This week in Shelter Island history

REPORTER FILE PHOTO Honored with the Boy Scout’s highest honor, the Silver Beaver Award, John Hallman (center) beamed at a Suffolk County Scouting Council Fellowship Dinner in Patchogue in May 1984. With him are his wife Carol and Michael McGarvey, who was Council Commissioner.

REPORTER FILE PHOTO
Honored with the Boy Scout’s highest honor, the Silver Beaver Award, John Hallman (center) beamed at a Suffolk County Scouting Council Fellowship Dinner in Patchogue in May 1984. With him are his wife Carol and Michael McGarvey, who was Council Commissioner.

40 YEARS AGO
Center commissioners tired of merger talks
In the spring of 1974, Center Fire District Commissioners let it be known they had grown weary of discussions aimed at merging with the Heights Fire District.

Among the issues driving a possible merger was a need for a  central compatible alarm system.

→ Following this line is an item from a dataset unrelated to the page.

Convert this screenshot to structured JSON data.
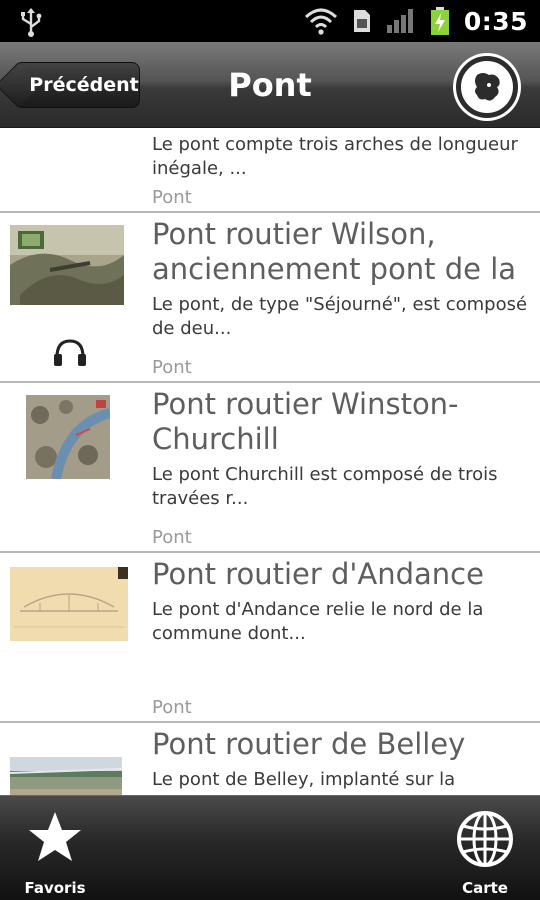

The previous December, the Center commissioners said the Heights had to fully equip department members with individual Plectron radios, something the Heights District planned to do if a merger were in the offing.

But even if the Heights agreed to equip its members with the radios in advance of a merger, then Center Commission chairman Ezra Wade would only say that purchase of the radios would be a start. He still wasn’t ready to commit to a merger.

POSTSCRIPT: The debate continued for some 20 years before a merger between the Heights and Center districts occurred in the 1990s. Today there is a single Board of Fire Commissioners on the Island.

30 YEARS AGO
Scouts honor Hallman with Silver Beaver Award

At the annual Suffolk County Scouting Council Fellowship Dinner in May 1984, Islander John Hallman received the Boy Scouts highest award, the Silver Beaver, in recognition of his exceptional service to youth in the area.

It had been 20 years since a Shelter Island resident had been selected to receive the award. At the time of the award, Mr. Hallman was assistant district commissioner for the Peconic Bay Region. He had been active in scouting since he was a child and became a Cub Scout. In 1980, he chaired the Peconic District Expo and for 15 years, ran the Cub Scout Pinewood Derby.

POSTSCRIPT: Mr. Hallman continues to serve the Shelter Island community today as chairman of the Water Advisory Committee and as a member of the Irrigation Committee.

20 YEARS AGO
Chase Creek Bridge opens to traffic

Almost seven years after the New York State Department of Transportation declared the old Chase Street Bridge unsafe for traffic, a new bridge was officially opened in May 1994.

Planning and construction had been beset by problems throughout the years, including some rerouting of heavy trucks onto New York Avenue that caused potholes described as having “heroic dimensions.”

The original aim was to keep a lane open on Bridge Street in order to avoid having to use New York Avenue, but that wasn’t feasible throughout the project.

POSTSCRIPT: Today’s focus is on building up roadways in low lying areas such as the Rams so that the amount of washout that occurred during Superstorm Sandy doesn’t plague Islanders. But with escalating costs, that process is slow to proceed.

10 YEARS AGO
Citizen of the Year: Lions honor Gert Bourne

Just 10 years ago, Gert Bourne, a true harelegger born at Sylvester Manor,  has contributed a lot of time and energy to volunteer work on Shelter Island, was celebrated as the Lions Club Citizens of the Year.

Among her many contributions, she has been active in rendering service to seniors, a practice she continues today.

POSTSCRIPT: This year’s Lions Club Citizens of the Year are Edie and Dick Petry, well known to Islanders as proprietors of the Pridwin. They will be feted there on May 22 for their work with youth on the Island and their many contributions to Island life.

 

j.lane@sireporter.com